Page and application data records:

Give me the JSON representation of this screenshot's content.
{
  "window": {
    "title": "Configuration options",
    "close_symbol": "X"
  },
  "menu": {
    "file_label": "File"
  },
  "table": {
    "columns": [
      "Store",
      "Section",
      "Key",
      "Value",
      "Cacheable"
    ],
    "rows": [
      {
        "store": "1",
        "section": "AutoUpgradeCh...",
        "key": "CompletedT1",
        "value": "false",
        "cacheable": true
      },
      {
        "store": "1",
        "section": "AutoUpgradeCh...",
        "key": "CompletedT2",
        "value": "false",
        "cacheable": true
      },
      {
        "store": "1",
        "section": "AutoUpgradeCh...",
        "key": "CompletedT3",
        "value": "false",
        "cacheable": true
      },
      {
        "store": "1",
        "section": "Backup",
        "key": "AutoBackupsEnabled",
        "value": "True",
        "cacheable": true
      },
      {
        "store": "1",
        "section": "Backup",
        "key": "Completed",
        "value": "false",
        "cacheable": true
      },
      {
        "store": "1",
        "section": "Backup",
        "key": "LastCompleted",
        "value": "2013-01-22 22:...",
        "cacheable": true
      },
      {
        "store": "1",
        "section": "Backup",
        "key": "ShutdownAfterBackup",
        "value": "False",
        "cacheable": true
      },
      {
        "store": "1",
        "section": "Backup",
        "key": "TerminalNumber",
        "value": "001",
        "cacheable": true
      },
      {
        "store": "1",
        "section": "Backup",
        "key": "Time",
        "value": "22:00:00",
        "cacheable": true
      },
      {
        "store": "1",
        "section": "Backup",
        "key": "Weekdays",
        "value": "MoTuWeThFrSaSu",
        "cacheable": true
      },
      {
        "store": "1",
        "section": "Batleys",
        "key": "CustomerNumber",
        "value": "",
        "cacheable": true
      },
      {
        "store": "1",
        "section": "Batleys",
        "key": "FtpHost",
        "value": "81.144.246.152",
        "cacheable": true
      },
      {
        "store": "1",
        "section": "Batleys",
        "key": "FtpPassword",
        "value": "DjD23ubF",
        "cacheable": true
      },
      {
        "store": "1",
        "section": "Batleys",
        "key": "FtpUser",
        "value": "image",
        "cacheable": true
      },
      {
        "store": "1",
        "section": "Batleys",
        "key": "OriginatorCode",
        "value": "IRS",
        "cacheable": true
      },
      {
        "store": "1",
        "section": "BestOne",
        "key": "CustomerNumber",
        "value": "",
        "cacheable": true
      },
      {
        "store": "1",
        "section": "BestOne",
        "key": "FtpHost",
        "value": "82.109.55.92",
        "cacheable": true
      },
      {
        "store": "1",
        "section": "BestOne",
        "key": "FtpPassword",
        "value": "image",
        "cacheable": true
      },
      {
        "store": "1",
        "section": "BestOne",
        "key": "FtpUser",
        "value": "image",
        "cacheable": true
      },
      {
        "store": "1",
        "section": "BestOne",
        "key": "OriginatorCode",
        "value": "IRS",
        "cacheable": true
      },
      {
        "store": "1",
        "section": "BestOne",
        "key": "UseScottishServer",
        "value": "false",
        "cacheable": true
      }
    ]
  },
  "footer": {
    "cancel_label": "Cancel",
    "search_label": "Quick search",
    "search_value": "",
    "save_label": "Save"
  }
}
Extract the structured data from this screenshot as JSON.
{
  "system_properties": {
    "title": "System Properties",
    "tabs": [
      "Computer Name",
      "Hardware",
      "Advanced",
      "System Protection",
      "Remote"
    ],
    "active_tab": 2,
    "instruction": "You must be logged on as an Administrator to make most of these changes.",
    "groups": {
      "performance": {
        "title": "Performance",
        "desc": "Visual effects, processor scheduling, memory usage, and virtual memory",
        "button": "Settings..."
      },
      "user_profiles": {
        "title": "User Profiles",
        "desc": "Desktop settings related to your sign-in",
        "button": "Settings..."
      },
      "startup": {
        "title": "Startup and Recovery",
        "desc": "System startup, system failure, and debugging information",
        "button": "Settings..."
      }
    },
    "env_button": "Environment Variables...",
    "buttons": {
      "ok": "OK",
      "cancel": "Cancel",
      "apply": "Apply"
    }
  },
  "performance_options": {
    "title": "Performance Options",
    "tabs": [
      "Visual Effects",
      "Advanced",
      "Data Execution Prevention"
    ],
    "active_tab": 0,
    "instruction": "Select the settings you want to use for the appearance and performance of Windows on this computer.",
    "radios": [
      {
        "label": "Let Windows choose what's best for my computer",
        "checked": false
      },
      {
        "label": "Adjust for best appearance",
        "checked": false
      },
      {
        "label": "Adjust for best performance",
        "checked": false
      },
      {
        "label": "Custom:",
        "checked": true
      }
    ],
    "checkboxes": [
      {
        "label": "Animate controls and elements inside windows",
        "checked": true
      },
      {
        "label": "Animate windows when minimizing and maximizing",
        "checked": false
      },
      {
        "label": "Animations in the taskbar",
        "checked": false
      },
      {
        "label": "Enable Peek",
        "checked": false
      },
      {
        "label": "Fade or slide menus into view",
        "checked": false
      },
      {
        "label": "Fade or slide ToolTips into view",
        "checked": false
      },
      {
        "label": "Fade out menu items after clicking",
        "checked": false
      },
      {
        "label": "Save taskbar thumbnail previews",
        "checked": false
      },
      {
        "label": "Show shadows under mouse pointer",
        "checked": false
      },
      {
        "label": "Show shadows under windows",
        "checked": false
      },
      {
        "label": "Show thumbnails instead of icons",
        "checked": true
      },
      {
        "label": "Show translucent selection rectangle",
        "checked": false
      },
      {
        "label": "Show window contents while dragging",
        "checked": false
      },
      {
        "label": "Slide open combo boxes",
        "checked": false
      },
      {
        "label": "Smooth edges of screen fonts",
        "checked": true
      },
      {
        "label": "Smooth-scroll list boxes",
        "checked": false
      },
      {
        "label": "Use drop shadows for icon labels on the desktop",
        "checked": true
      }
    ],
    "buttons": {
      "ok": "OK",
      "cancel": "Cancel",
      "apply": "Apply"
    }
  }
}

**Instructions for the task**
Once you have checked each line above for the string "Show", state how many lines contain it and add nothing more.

**Answer**
5